by Daniel L. Bennett
Community college officials and other interested parties gathered this past weekend for the annual meeting of the American Association of Community Colleges. From what I've read (here, here), the topic du jour was how to improve completion rates.
I know that some in the education community are under the illusion that their industry is in some way on a higher moral ground, making it therefore not appropriate to think of higher education in business or market terms. But I really must question whether anyone among the community college reform crowd has considered conducting a competitive market analysis to determine what its top competitors, the for-profit career colleges, are doing that enables them to retain and graduate demographically-similar students at much higher rates than the public community college sector, while charging higher out-of-pocket tuition.
I think they would find that the career colleges are specialized service providers that are focused on meeting the needs of their customers. They generally are focused on helping their students succeed by developing relationships with them in order to be in the position to identify potential issues that might lead to a student dropping out of school - before it happens. This allows college officials to step in when appropriate to help the students try to overcome the issues before a student drops out.
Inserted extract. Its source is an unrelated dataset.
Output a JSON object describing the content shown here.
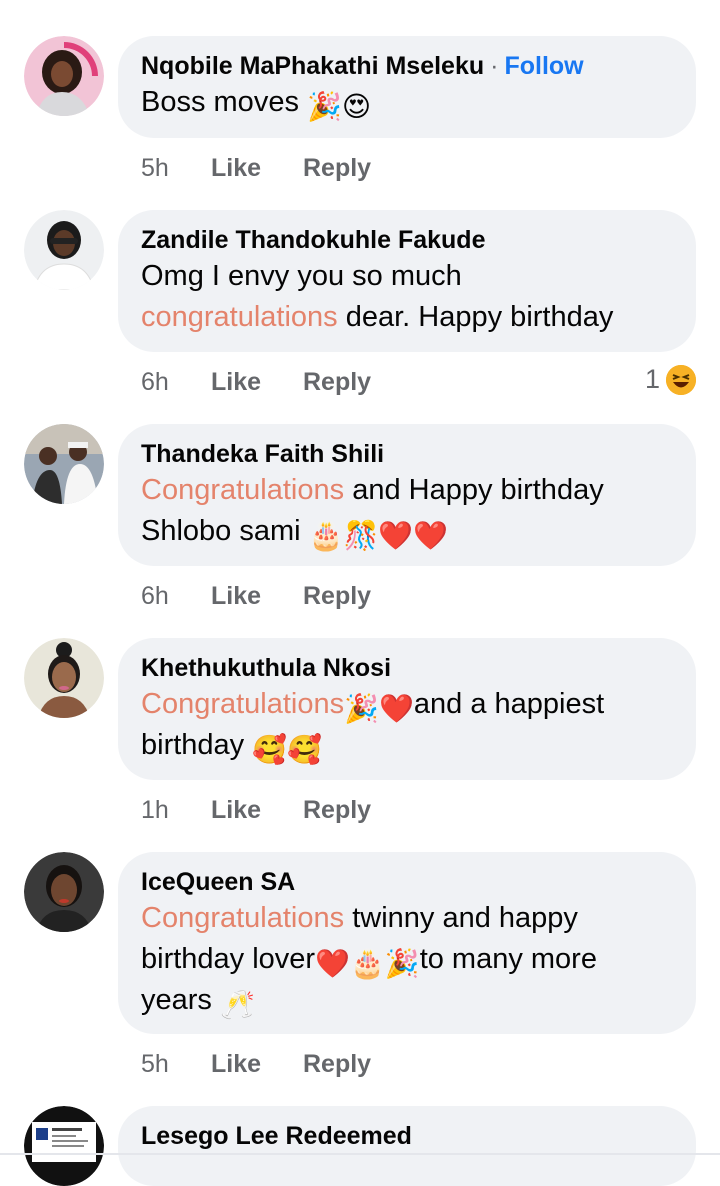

Career colleges are also specialized service providers that aren't trying to offer a large number of educational programs and amenities in order to meet every single educational objective in a community (be all things to all people). Rather, they offer a limited number of career-specific training programs in fields for which there is likely a local demand for skilled workers.